Al-Shami said he and other activists would ignore the vote, adding that their war now wasn't just against Assad, but "the whole regime."

"Even if, let's say, he (Assad) left office, as things now stand his regime would continue," al-Shami added.

Syria's opposition abroad has called on Assad to step down in favor of a transitional governing body that would administer the country until free presidential and parliament elections can be held.

Louay Safi, a spokesman for the Western-backed Syrian National Coalition, said the elections indicated Assad had no intention of reaching a political resolution that would end the war.

"The political elite in Damascus is willing to sacrifice our country for one person — Bashar Assad — to stay in power," Safi said. "This is bad for the Syrian people, because it means that this will be a protracted conflict, and more people will die."

The Coalition took part in two rounds of peace talks with Syrian officials earlier this year. The two sides parted in February without making any significant headway to resolve the conflict.

In Paris, the French Foreign Ministry described Assad's candidacy and the election as "a tragic absurdity and parody."

"No legitimacy could come out of this phantom-election in a devastated country. Bashar Assad is responsible for the death of 150,000 people," said Foreign Ministry spokesman Romain Nadal. "Only a political solution and the establishment of a transitional government with full executive powers... will allow for an exit from the crisis."

Syrian officials have brushed aside questions of how the government intends to hold any kind of credible vote.

A Syrian lawmaker told The Associated Press last week that there would not be voting centers in areas controlled by the opposition.

The elections' timing suggests that Assad, who has been supported by Iran and Russia, wants to give himself electoral legitimacy while he is militarily strong. A punishing offensive by government forces has strengthened Assad's once-tenuous hold on power. The government appears to be aiming to try to have key urban areas under the state's control before the vote is held.

Activists and analysts said that only Syrians who support Assad are likely to vote.

The Syrian president has support among the country's minority Christian and Muslim groups who form some one-third of the population. They have huddled behind Assad, fearing for their future should hard-line Sunni Muslim rebels come to power.

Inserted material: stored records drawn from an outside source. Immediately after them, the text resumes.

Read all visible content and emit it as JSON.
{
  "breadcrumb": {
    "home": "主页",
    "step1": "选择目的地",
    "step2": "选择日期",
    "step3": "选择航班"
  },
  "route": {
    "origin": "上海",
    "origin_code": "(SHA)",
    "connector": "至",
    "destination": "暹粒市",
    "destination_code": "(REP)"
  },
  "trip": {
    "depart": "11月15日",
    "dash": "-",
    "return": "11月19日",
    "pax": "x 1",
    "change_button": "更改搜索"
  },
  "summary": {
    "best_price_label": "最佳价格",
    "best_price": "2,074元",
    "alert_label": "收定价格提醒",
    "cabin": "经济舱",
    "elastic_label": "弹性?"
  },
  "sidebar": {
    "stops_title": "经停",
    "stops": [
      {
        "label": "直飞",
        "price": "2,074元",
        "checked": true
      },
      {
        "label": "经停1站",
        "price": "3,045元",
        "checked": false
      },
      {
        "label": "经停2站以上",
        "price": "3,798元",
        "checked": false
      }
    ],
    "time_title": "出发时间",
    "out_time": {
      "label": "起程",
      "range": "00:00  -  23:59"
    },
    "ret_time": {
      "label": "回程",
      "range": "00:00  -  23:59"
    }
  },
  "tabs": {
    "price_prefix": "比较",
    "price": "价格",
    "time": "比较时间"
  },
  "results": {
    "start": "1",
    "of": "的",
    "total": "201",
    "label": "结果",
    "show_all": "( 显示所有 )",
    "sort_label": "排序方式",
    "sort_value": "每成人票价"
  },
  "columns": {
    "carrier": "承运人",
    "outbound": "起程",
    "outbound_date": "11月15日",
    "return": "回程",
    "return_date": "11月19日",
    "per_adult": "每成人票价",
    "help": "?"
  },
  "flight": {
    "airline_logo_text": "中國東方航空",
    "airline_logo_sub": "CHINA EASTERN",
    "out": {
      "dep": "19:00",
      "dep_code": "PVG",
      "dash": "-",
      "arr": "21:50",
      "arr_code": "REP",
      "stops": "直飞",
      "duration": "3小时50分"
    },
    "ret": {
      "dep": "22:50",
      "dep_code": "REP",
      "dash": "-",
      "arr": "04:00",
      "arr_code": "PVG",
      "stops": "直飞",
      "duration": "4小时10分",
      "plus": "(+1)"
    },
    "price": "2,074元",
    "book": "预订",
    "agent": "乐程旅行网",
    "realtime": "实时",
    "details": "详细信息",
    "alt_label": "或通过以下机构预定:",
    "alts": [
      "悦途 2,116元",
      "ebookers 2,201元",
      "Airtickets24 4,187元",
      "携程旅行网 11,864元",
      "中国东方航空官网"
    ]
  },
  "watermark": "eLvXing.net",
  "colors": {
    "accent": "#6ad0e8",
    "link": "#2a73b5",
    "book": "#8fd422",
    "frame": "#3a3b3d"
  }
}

While the Syrian uprising began as largely peaceful demonstrations against Assad's rule in March 2011, it has evolved into a civil war with sectarian overtones. Islamic extremists, including foreign fighters and Syrian rebels who have taken up hard-line al-Qaida-style ideologies, have played an increasingly prominent role among fighters.

Assad also enjoys the support of some middle class urban Sunni Muslims who are fearful of the hard-liners. Many other Syrians who support neither party may vote for Assad, seeing him as the best choice on a plate of unpalatable options.

Although Syria enjoyed liberal, albeit tumultuous, parliamentary democracy in the fifties, most of the country's citizens were born under the rule of the Assad family. Bashar took over from his late father, Hafez, who ruled the country for nearly 30 years.

Both Assads were elected by referendums in which they were the only candidates and voters cast yes-or-no ballots.

Last month, the Syrian parliament approved an electoral law opening the door to other candidates. But the new law placed conditions effectively ensuring that almost no opposition figures would be able to run. It states that any candidate must have lived in Syria for the past 10 years and cannot have any other citizenship.


Hadid reported from Beirut. Associated Press writers Barbara Surk in Beirut, and Jamey Keaten in Paris contributed to this report.